P. Feichtinger, B. Poust, H. Fukuto, M.S. Goorsky,
Dept of Materials Science and Engineering, University of California, Los Angeles;
D. Oster, J. Chambers, and J. Moreland,
Wacker Siltronic Corporation, Portland, OR.
An essential issue associated with optimizing substrates for devices
is the reduction of strain-relaxing defects. A challenge in the fabrication
of large diameter epitaxial silicon wafers is the heterogeneous nucleation
of misfit dislocations at crystal imperfections around the wafer edges.
Our prior investigations in the evolution of misfit dislocations in the
low-mismatch p/p+ silicon system showed that different edge treatments
of the highly boron doped substrates can help eliminate the misfit segments.
We investigated the nucleation process of misfit dislocations in boron
doped p/p+ silicon wafers. The samples were 150 mm Czochralski grown
wafers with boron concentration 2.6.1019 cm-3. Lightly
boron doped (1015 cm-3), compressively strained epitaxial layers
were deposited via vapor phase epitaxy at ~ 1100°C in a single wafer
reactor. The strain in the system is about 1.6* 10-4.
Three different thicknesses beyond the thermodynamically predicted critical
one (~ 1.2 mm) were employed. Double axis
x-ray diffraction was used to determine the off-orientation of the substrate
and the tilt of the epitaxial layer with respect to the substrate due to
misfit dislocation density differences. Double crystal x-ray topography
and defect etching were used to measure the length, density and properties
(Burgerís vector and thus glide plane) of the misfit dislocation segments
around the wafer periphery. Using high temperature annealing of wafer
pieces, the nucleation activation energy for misfit dislocations could
be determined in addition to the glide activation energy. Electrical
measurements were done in regions where the misfit or threading segments
existed to quantify the relationship between the defects and device performance.

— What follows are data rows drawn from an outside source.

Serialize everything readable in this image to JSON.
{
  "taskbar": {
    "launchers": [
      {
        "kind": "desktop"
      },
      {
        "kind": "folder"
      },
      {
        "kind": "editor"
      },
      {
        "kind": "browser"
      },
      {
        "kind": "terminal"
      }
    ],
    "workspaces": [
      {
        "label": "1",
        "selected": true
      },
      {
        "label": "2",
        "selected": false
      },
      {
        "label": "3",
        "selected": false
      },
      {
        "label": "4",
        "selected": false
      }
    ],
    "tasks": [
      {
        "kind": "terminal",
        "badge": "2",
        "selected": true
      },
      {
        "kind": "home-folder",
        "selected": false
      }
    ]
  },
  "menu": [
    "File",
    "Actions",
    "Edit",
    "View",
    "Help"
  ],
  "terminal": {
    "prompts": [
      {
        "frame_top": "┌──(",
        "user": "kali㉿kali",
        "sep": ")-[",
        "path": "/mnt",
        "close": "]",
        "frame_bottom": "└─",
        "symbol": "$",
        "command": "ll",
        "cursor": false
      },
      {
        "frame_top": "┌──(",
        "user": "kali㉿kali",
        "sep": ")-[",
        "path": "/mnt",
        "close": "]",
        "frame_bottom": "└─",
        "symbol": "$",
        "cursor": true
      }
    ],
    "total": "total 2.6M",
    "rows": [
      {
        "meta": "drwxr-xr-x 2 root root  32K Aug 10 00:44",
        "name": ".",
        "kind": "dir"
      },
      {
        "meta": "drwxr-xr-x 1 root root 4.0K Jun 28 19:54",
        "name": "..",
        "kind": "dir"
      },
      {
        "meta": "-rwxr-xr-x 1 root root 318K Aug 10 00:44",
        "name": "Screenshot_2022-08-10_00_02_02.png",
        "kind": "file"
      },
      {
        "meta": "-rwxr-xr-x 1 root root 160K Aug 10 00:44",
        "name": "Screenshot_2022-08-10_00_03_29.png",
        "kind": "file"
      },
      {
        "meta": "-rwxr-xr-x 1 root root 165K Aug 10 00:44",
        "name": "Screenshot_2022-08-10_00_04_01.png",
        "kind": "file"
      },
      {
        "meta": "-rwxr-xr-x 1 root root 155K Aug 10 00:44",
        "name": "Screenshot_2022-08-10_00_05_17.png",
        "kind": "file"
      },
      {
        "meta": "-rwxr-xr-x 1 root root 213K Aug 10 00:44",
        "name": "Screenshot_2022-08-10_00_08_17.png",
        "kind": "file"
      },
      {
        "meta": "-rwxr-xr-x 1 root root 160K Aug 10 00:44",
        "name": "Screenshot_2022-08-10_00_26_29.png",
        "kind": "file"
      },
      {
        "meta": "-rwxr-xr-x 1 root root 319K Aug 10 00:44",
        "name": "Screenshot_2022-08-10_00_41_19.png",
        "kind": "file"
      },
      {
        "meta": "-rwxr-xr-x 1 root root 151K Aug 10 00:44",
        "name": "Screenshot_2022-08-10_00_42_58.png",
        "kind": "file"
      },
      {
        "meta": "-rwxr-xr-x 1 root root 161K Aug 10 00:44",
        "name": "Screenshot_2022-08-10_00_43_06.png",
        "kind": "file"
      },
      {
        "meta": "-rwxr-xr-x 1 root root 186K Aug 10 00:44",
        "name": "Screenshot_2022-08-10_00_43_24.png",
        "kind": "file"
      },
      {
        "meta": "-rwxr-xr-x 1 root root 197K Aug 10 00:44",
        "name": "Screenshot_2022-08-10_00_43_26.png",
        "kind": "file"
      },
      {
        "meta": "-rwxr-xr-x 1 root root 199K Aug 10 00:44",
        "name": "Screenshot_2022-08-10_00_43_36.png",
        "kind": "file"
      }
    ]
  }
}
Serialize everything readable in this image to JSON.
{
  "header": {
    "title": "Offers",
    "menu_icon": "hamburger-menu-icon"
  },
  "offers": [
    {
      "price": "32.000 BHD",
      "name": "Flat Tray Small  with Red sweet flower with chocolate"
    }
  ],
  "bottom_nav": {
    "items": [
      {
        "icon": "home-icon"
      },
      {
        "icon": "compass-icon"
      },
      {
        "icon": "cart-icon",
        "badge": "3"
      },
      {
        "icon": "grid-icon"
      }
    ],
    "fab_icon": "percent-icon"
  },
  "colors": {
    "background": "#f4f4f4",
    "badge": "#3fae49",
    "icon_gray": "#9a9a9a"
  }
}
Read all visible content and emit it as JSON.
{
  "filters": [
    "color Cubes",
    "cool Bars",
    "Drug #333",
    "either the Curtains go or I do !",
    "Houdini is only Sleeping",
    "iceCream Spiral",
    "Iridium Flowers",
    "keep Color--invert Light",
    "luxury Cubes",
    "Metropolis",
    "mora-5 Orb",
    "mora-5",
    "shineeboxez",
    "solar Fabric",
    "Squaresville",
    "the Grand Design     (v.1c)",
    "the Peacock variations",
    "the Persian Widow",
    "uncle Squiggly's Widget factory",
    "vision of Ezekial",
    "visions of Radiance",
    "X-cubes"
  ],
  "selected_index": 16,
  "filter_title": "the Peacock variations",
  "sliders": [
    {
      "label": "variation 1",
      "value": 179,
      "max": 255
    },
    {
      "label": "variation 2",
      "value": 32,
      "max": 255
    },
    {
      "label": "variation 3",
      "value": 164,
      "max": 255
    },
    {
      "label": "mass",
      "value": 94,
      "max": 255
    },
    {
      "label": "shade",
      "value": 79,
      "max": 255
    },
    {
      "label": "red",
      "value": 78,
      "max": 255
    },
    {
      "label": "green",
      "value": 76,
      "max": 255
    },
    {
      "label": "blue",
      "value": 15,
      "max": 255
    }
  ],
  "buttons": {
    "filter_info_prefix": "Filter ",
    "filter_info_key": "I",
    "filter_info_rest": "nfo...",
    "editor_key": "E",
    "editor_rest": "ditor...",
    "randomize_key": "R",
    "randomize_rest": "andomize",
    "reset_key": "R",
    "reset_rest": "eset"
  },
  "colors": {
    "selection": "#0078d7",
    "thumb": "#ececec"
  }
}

All results suggest that edge treatments have the potential to impede the
formation of strain-relaxing defects in strained epitaxial systems.